I also spent over $3000 with JK Harris and got nothing but 2 yrs of frustration and instead of saving money, ended up paying IRS an extra $10.000 because of them. Go to and you'll see countless complaints about them and tips on getting your money back. Deal direct with IRS. They were very kind to me but we still need fairtax to get rid off the unnecessary and very costly 200.000 police force of the IRS and the parasite politicians that go with it.

November 07 2010 at 9:49 AM Report abuse +1 rate up rate down Reply

Being the IRS is not, I repeat, IS NOT an official department or division of the U.S.Government, how did they get so much power? The IRS is merely a collection agency for the government just like any other collection agency. They use the same tactics as every other collection agency who can also do all the things the IRS can and does do in order to collect a debt. If I understand it correctly, the IRS main office isn't even in the United States, but rather located in Puerto Rico. Of course to make everyone think they are in Washington D.C., they have their largest office there with branches scattered around the country.
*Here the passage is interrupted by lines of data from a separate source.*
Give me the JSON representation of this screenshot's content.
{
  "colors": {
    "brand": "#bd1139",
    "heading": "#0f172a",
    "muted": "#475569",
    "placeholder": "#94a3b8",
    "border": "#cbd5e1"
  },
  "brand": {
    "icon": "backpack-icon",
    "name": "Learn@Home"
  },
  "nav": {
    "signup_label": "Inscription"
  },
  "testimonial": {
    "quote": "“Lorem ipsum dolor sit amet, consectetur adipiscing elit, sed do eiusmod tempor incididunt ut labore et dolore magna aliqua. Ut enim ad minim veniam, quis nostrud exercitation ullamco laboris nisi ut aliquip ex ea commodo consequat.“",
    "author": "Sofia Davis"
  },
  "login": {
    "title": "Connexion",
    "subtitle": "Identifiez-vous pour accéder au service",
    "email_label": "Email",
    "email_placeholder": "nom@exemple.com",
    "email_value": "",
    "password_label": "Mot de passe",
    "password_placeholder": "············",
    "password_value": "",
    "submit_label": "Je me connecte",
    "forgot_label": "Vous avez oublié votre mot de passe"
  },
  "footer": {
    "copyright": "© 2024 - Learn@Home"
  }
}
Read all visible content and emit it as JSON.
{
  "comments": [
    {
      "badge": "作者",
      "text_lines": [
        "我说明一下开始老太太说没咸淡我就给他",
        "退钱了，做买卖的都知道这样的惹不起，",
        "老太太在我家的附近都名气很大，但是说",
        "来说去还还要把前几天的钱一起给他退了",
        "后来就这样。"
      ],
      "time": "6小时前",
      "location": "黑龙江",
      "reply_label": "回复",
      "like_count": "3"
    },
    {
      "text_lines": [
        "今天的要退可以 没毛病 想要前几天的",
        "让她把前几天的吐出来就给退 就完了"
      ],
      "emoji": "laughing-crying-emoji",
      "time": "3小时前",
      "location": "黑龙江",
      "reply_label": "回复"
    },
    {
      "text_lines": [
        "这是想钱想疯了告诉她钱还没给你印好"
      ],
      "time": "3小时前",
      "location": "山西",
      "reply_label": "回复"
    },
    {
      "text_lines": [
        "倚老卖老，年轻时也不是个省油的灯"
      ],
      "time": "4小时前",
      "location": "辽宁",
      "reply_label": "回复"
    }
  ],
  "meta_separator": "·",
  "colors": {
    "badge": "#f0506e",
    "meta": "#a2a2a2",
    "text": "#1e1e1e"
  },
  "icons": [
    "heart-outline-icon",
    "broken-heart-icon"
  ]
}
November 02 2010 at 9:49 PM Report abuse rate up rate down Reply
1 reply to Albert's comment

How can that e verified?

November 07 2010 at 1:16 PM Report abuse rate up rate down Reply

As a tax practitioner for more than 5 years and having assisted well over 500 taxpayers with their past due tax liabilities, I have to congratulate you on your well written article with one exception. An installment agreement is available to any tax payer not just those that owe less that $10,000! If you owe less that $25,000 it is a Stream Lined Agreement in which there is no Financial Affidavit required. If it's over $25,000 you'll be required to complete the appropriate IRS Form 433 I(there are 3 different versions). In some cases an Installment Agreement will allow the Taxpayer to pay less than the full amount owed. This is called a "Partial Payment Installment Agreement" and can be easier and less expensive to enter into that and Offer in Compromise. OH, an Offer in Compromise can take from 6 months to 2 years to settle!!! To all those that read this article and wonder why you would pay a firm to assist you with your IRS debt, let me remind you, the IRS is a debt collection agency and will attempt to collect the most you can "afford" to pay. A legitimate Tax Resolution company will attempt to get you into a payment that you can really afford by using the laws in your favor, not in the IRS's favor! To GREAT ONE - as a tax practitioner, I agree, we need a national sales tax. You buy something, you pay tax, you don't and you save money! No more federal withholding, you get to take all most your entire gross pay home. What a novel idea!

November 02 2010 at 9:31 PM Report abuse -1 rate up rate down Reply

you are right the IRS will work with you and they will be fair United Tax Relief took me for 2500.00 and did nothing I called the IRS and got all resolved in about 30 minutes

November 02 2010 at 8:24 PM Report abuse +1 rate up rate down Reply
1 reply to mmctighe865's comment
Joe Mastrianocpa

If you have had problems with an IRS tax relief company, call me. I have handled 1,000's of tax cases over 30 years and I have an A+ rating with the BBB. Google the Killer IRS or call me at 713-774-4467

January 29 2014 at 12:26 PM Report abuse rate up rate down Reply

I don't understand why people pay JKHarris and the other tax assistance firms. You can basically do it for free. Access the website and select "forms and publications" and search for "form 911" (I'm not kidding). This form requests free taxpayer advocacy service. I've worked with these people. They are fair and independent of the IRS. They report directly to Congress.

November 02 2010 at 7:57 PM Report abuse +1 rate up rate down Reply